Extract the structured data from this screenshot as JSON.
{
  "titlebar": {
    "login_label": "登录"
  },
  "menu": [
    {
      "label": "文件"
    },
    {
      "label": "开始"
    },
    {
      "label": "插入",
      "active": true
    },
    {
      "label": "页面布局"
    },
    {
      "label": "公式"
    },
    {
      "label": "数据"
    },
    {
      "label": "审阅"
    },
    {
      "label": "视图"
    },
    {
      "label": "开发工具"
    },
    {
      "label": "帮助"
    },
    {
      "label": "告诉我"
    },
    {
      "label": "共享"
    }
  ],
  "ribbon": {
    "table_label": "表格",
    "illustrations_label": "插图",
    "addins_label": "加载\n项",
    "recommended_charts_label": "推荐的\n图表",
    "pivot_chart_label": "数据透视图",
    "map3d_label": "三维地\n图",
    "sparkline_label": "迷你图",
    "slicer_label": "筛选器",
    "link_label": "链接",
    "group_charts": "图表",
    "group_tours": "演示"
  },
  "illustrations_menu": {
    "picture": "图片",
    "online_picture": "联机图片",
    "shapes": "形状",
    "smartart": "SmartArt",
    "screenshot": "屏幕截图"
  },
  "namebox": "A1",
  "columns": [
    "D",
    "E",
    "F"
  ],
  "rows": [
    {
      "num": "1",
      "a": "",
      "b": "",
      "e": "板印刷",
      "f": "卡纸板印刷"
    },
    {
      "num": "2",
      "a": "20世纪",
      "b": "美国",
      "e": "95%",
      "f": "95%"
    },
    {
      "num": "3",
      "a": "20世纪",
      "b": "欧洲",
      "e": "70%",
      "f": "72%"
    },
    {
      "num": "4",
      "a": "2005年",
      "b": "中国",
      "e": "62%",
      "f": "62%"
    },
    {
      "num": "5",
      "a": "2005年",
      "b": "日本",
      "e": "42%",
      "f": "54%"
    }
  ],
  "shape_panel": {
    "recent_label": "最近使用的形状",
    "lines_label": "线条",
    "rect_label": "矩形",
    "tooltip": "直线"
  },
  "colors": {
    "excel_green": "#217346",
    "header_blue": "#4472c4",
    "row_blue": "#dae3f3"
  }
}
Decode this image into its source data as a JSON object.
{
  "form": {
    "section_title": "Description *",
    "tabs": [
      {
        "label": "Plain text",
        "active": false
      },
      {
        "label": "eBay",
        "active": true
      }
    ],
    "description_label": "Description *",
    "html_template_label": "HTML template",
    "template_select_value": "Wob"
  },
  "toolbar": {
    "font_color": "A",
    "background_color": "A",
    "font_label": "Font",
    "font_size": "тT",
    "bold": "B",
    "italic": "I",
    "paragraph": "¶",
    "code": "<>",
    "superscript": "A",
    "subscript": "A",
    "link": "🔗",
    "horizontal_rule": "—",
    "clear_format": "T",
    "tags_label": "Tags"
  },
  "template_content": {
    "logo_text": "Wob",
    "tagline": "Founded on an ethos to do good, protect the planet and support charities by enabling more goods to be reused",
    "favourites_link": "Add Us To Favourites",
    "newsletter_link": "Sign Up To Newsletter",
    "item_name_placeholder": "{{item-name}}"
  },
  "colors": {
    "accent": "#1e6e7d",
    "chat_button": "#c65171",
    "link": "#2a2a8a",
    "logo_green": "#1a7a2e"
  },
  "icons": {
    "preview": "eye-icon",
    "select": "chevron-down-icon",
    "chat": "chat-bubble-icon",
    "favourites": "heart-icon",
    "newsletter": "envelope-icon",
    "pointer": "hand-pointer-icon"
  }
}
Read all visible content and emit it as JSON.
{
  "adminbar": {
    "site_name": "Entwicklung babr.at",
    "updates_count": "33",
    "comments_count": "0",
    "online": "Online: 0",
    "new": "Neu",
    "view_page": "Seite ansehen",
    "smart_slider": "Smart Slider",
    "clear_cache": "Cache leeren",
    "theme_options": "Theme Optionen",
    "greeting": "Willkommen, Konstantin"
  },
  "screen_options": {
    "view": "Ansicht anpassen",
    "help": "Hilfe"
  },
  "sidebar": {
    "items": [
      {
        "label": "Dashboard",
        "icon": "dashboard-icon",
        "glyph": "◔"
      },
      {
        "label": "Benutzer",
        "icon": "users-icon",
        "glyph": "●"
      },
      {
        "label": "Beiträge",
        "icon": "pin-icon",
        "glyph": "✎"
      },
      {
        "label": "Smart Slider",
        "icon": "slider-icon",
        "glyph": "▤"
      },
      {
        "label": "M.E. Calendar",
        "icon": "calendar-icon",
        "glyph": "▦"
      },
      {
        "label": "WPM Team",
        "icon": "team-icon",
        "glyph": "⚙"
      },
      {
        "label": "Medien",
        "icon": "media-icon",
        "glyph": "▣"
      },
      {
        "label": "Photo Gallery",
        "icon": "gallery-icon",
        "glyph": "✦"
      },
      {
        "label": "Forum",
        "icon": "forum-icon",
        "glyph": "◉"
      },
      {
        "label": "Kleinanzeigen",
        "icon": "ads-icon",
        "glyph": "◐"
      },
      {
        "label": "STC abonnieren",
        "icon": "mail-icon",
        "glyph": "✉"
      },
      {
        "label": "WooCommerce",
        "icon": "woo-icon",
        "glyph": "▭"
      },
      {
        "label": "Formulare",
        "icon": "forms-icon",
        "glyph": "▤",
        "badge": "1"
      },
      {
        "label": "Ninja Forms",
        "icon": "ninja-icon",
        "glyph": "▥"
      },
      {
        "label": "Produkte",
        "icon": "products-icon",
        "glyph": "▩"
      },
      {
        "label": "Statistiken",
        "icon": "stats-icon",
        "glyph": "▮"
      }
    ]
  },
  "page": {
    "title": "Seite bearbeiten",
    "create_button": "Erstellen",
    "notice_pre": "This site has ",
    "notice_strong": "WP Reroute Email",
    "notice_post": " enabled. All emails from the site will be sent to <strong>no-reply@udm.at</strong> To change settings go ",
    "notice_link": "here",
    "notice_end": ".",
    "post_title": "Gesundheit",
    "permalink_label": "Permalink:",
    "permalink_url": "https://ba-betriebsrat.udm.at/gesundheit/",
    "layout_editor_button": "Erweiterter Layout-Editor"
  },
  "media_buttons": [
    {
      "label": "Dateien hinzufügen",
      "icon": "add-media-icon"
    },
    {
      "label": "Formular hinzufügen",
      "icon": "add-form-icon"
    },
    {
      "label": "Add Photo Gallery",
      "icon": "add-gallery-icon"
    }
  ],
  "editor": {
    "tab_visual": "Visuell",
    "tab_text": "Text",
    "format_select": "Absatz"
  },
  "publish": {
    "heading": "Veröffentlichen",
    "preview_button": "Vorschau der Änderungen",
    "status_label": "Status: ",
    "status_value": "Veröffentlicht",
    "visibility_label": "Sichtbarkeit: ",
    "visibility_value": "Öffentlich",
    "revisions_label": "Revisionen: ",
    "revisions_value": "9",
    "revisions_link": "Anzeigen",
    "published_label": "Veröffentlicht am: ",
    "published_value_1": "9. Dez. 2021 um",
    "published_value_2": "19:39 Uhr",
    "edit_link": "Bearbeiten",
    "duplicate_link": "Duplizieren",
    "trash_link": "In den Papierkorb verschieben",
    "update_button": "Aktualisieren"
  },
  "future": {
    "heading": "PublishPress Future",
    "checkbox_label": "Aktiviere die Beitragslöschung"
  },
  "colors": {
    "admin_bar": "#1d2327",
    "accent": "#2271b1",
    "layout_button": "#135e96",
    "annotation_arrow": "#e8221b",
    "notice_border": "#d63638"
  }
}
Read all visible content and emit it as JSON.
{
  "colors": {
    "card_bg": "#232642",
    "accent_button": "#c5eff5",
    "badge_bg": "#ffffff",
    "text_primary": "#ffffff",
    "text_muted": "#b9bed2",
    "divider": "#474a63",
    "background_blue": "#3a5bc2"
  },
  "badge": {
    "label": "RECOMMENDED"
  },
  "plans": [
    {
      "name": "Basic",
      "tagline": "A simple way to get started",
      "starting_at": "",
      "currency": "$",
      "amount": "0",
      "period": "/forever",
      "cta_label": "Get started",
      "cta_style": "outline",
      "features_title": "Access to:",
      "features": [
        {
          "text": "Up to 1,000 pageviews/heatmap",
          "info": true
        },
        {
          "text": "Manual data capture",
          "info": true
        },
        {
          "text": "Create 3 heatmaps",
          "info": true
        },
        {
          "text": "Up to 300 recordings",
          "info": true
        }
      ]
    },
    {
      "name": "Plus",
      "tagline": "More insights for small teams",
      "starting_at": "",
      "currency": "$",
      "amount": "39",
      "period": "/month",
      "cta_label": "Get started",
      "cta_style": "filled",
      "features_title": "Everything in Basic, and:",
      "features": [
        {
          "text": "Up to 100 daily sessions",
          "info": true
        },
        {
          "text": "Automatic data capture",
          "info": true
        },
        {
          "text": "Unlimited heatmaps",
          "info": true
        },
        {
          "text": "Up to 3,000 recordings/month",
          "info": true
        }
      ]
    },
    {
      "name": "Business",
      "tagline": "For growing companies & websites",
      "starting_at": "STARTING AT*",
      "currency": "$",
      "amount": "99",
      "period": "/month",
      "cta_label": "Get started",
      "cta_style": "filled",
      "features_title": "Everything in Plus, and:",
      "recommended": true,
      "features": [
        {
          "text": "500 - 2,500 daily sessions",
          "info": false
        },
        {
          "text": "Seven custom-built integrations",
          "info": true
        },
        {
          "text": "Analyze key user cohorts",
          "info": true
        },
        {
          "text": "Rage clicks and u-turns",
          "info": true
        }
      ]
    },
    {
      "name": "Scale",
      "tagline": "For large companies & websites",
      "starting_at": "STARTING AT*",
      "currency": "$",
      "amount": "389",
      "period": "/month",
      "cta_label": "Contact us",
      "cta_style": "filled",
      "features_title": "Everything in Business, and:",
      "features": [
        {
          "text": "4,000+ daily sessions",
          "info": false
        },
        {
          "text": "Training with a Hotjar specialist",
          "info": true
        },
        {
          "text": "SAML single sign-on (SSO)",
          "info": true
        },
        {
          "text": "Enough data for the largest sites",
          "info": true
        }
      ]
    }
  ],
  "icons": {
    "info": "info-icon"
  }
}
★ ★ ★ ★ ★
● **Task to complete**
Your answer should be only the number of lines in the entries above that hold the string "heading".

● **Task response**
2